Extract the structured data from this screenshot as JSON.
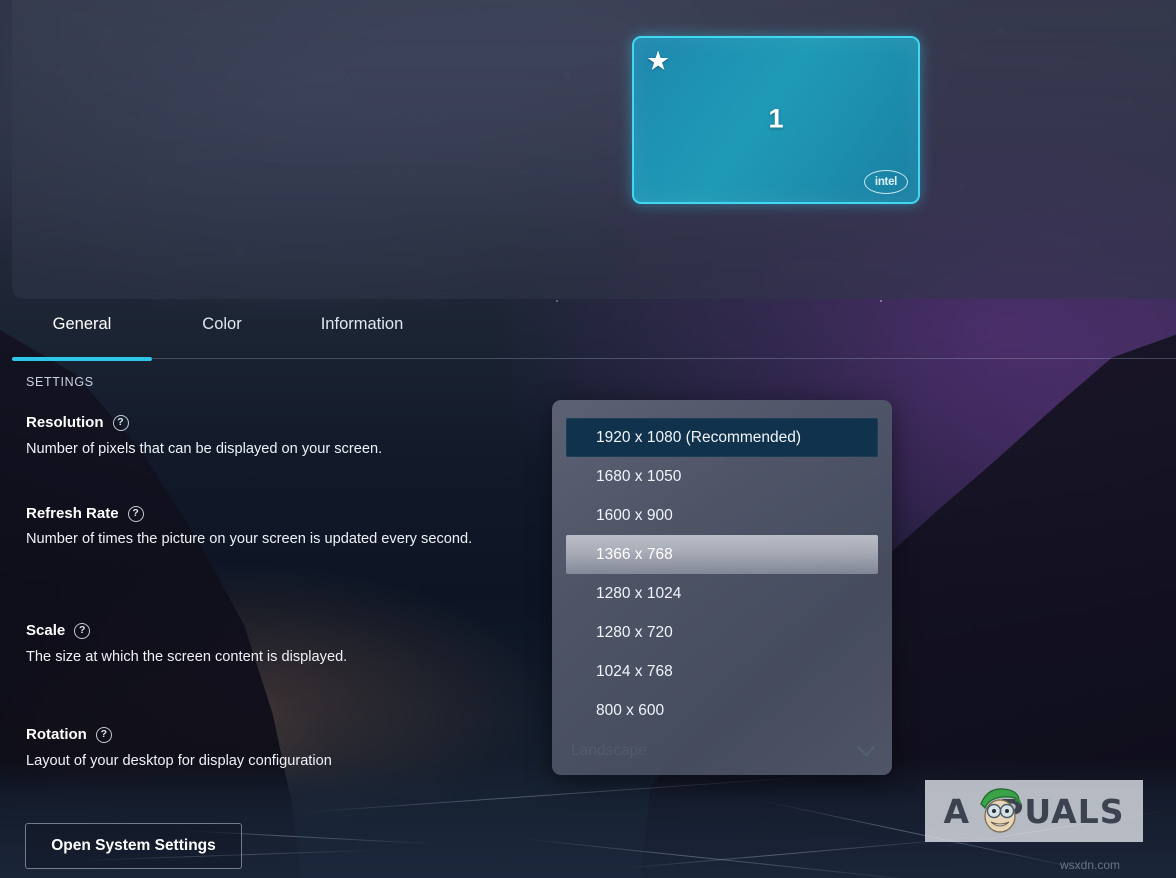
{
  "preview": {
    "monitor": {
      "number": "1",
      "star_icon": "star-icon",
      "brand_logo": "intel-logo",
      "brand_label": "intel"
    }
  },
  "tabs": [
    {
      "label": "General",
      "active": true
    },
    {
      "label": "Color",
      "active": false
    },
    {
      "label": "Information",
      "active": false
    }
  ],
  "settings": {
    "section_label": "SETTINGS",
    "help_glyph": "?",
    "rows": [
      {
        "title": "Resolution",
        "description": "Number of pixels that can be displayed on your screen."
      },
      {
        "title": "Refresh Rate",
        "description": "Number of times the picture on your screen is updated every second."
      },
      {
        "title": "Scale",
        "description": "The size at which the screen content is displayed."
      },
      {
        "title": "Rotation",
        "description": "Layout of your desktop for display configuration"
      }
    ]
  },
  "rotation_select": {
    "value": "Landscape",
    "chevron_icon": "chevron-down-icon"
  },
  "resolution_dropdown": {
    "open": true,
    "options": [
      {
        "label": "1920 x 1080 (Recommended)",
        "state": "selected"
      },
      {
        "label": "1680 x 1050",
        "state": "normal"
      },
      {
        "label": "1600 x 900",
        "state": "normal"
      },
      {
        "label": "1366 x 768",
        "state": "hovered"
      },
      {
        "label": "1280 x 1024",
        "state": "normal"
      },
      {
        "label": "1280 x 720",
        "state": "normal"
      },
      {
        "label": "1024 x 768",
        "state": "normal"
      },
      {
        "label": "800 x 600",
        "state": "normal"
      }
    ]
  },
  "actions": {
    "open_system_settings": "Open System Settings"
  },
  "watermark": {
    "brand_a": "A",
    "brand_rest": "PUALS",
    "url": "wsxdn.com"
  },
  "colors": {
    "accent_cyan": "#2ec6e8",
    "monitor_teal": "#1f9ab6",
    "monitor_border": "#3fd8f2",
    "selected_item_bg": "#10324d",
    "text_primary": "#ffffff"
  }
}
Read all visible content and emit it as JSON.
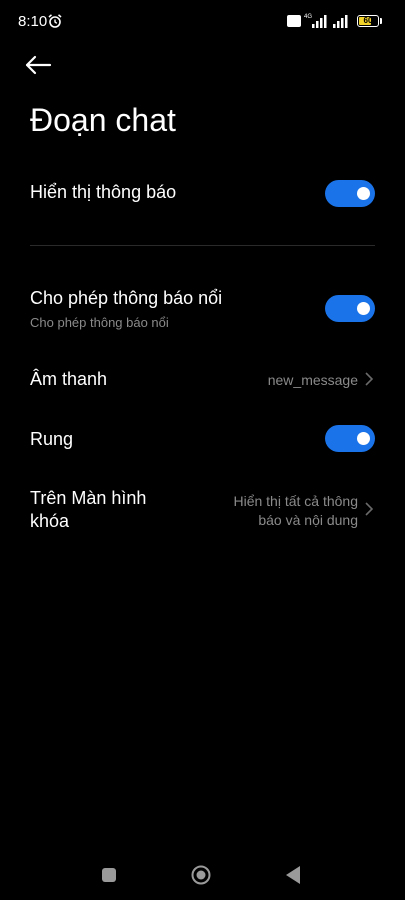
{
  "status_bar": {
    "time": "8:10",
    "battery_level": "60",
    "network_label": "4G"
  },
  "header": {
    "title": "Đoạn chat"
  },
  "settings": {
    "show_notifications": {
      "label": "Hiển thị thông báo",
      "enabled": true
    },
    "floating_notifications": {
      "label": "Cho phép thông báo nổi",
      "subtitle": "Cho phép thông báo nổi",
      "enabled": true
    },
    "sound": {
      "label": "Âm thanh",
      "value": "new_message"
    },
    "vibrate": {
      "label": "Rung",
      "enabled": true
    },
    "lock_screen": {
      "label_line1": "Trên Màn hình",
      "label_line2": "khóa",
      "value_line1": "Hiển thị tất cả thông",
      "value_line2": "báo và nội dung"
    }
  },
  "colors": {
    "toggle_on": "#1a73e8",
    "background": "#000000",
    "secondary_text": "#8a8a8a"
  },
  "icons": {
    "back": "arrow-left-icon",
    "chevron": "chevron-right-icon",
    "alarm": "alarm-clock-icon",
    "nav_recents": "square-icon",
    "nav_home": "circle-icon",
    "nav_back": "triangle-icon"
  }
}
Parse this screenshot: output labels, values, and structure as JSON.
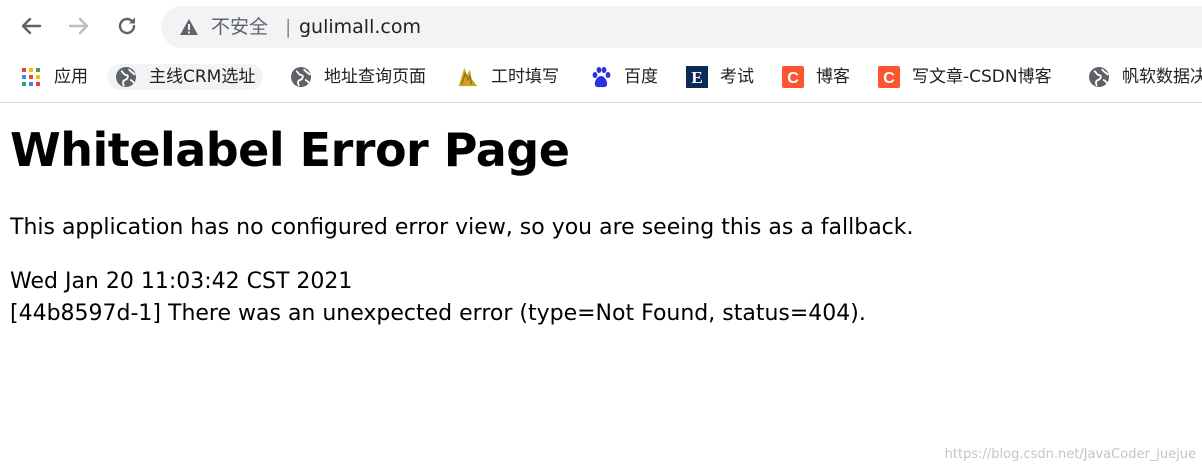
{
  "browser": {
    "security_label": "不安全",
    "separator": "|",
    "url": "gulimall.com",
    "back_icon": "arrow-left-icon",
    "forward_icon": "arrow-right-icon",
    "reload_icon": "reload-icon",
    "warning_icon": "warning-triangle-icon"
  },
  "bookmarks": [
    {
      "label": "应用",
      "icon": "apps-grid-icon"
    },
    {
      "label": "主线CRM选址",
      "icon": "globe-icon"
    },
    {
      "label": "地址查询页面",
      "icon": "globe-icon"
    },
    {
      "label": "工时填写",
      "icon": "gold-logo-icon"
    },
    {
      "label": "百度",
      "icon": "baidu-paw-icon"
    },
    {
      "label": "考试",
      "icon": "e-logo-icon"
    },
    {
      "label": "博客",
      "icon": "csdn-c-icon"
    },
    {
      "label": "写文章-CSDN博客",
      "icon": "csdn-c-icon"
    },
    {
      "label": "帆软数据决",
      "icon": "globe-icon"
    }
  ],
  "page": {
    "title": "Whitelabel Error Page",
    "description": "This application has no configured error view, so you are seeing this as a fallback.",
    "timestamp": "Wed Jan 20 11:03:42 CST 2021",
    "error": "[44b8597d-1] There was an unexpected error (type=Not Found, status=404)."
  },
  "watermark": "https://blog.csdn.net/JavaCoder_juejue",
  "colors": {
    "omnibox_bg": "#f1f3f4",
    "icon_gray": "#5f6368",
    "csdn_red": "#fc5531",
    "baidu_blue": "#2932e1"
  }
}
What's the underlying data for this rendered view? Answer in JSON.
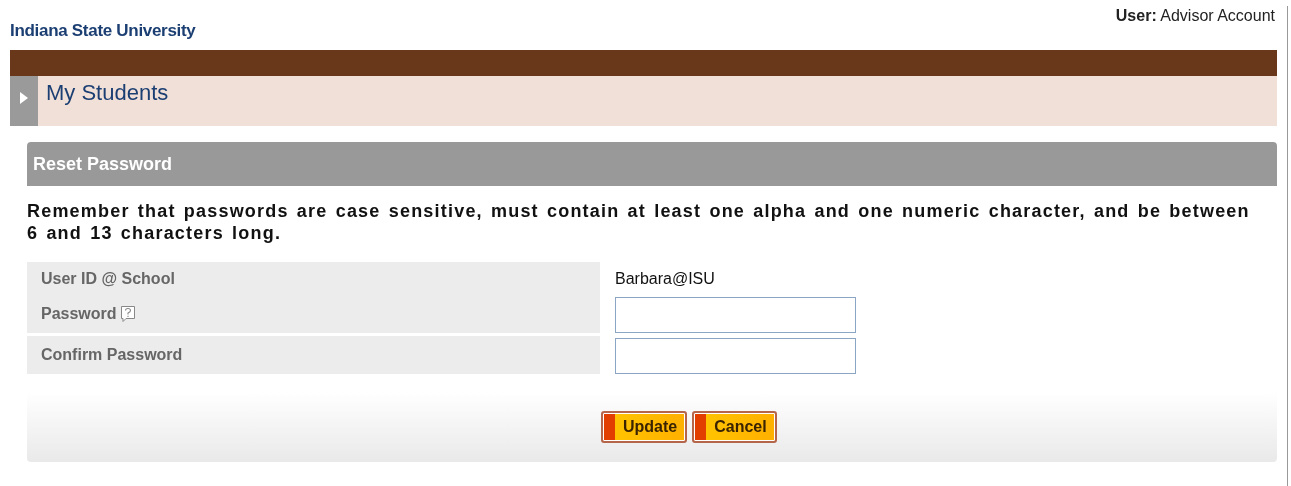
{
  "header": {
    "site_title": "Indiana State University",
    "user_label": "User:",
    "user_name": "Advisor Account"
  },
  "section": {
    "title": "My Students",
    "expanded": false
  },
  "panel": {
    "title": "Reset Password",
    "instructions": "Remember that passwords are case sensitive, must contain at least one alpha and one numeric character, and be between 6 and 13 characters long."
  },
  "form": {
    "groups": [
      [
        {
          "label": "User ID @ School",
          "kind": "text",
          "value": "Barbara@ISU",
          "help": false
        },
        {
          "label": "Password",
          "kind": "input",
          "help": true
        }
      ],
      [
        {
          "label": "Confirm Password",
          "kind": "input",
          "help": false
        }
      ]
    ]
  },
  "buttons": [
    "Update",
    "Cancel"
  ]
}
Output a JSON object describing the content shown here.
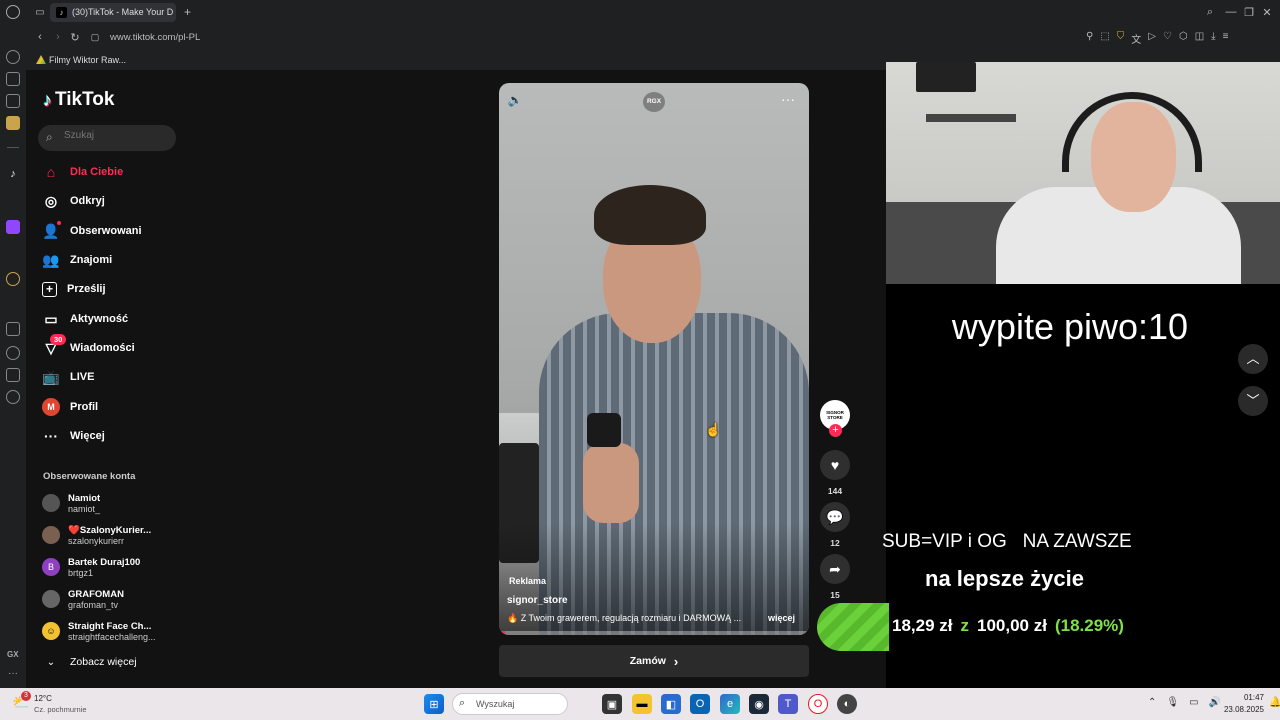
{
  "browser": {
    "tab_title": "(30)TikTok - Make Your D",
    "url": "www.tiktok.com/pl-PL",
    "bookmark": "Filmy Wiktor Raw..."
  },
  "tiktok": {
    "logo": "TikTok",
    "search_placeholder": "Szukaj",
    "nav": [
      {
        "label": "Dla Ciebie",
        "icon": "home-icon"
      },
      {
        "label": "Odkryj",
        "icon": "compass-icon"
      },
      {
        "label": "Obserwowani",
        "icon": "following-icon"
      },
      {
        "label": "Znajomi",
        "icon": "friends-icon"
      },
      {
        "label": "Prześlij",
        "icon": "upload-icon"
      },
      {
        "label": "Aktywność",
        "icon": "activity-icon"
      },
      {
        "label": "Wiadomości",
        "icon": "messages-icon",
        "badge": "30"
      },
      {
        "label": "LIVE",
        "icon": "live-icon"
      },
      {
        "label": "Profil",
        "icon": "profile-icon",
        "avatar_letter": "M"
      },
      {
        "label": "Więcej",
        "icon": "more-icon"
      }
    ],
    "following_header": "Obserwowane konta",
    "accounts": [
      {
        "name": "Namiot",
        "handle": "namiot_"
      },
      {
        "name": "❤️SzalonyKurier...",
        "handle": "szalonykurierr"
      },
      {
        "name": "Bartek Duraj100",
        "handle": "brtgz1",
        "letter": "B"
      },
      {
        "name": "GRAFOMAN",
        "handle": "grafoman_tv"
      },
      {
        "name": "Straight Face Ch...",
        "handle": "straightfacechalleng..."
      }
    ],
    "see_more": "Zobacz więcej",
    "video": {
      "top_badge": "RGX",
      "ad_label": "Reklama",
      "author": "signor_store",
      "caption": "🔥 Z Twoim grawerem, regulacją rozmiaru i DARMOWĄ ...",
      "more": "więcej",
      "progress": 0.02
    },
    "actions": {
      "avatar_text": "SIGNOR STORE",
      "likes": "144",
      "comments": "12",
      "shares": "15"
    },
    "order_button": "Zamów"
  },
  "stream_overlay": {
    "counter": "wypite piwo:10",
    "sub_text": "SUB=VIP i OG   NA ZAWSZE",
    "goal_title": "na lepsze życie",
    "goal_current": "18,29 zł",
    "goal_sep": "z",
    "goal_target": "100,00 zł",
    "goal_percent": "(18.29%)",
    "goal_fraction": 0.1829
  },
  "taskbar": {
    "weather_temp": "12°C",
    "weather_desc": "Cz. pochmurnie",
    "weather_badge": "3",
    "search_placeholder": "Wyszukaj",
    "time": "01:47",
    "date": "23.08.2025"
  },
  "colors": {
    "accent": "#fe2c55",
    "green": "#6bd13b",
    "goal_pct": "#7ee04a"
  }
}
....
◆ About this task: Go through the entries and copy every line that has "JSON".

◆ Answer to this task:
Extract the structured data from this screenshot as JSON.
Read all visible content and emit it as JSON.
Parse this screenshot: output labels, values, and structure as JSON.
What's the underlying data for this rendered view? Answer in JSON.
Output a JSON object describing the content shown here.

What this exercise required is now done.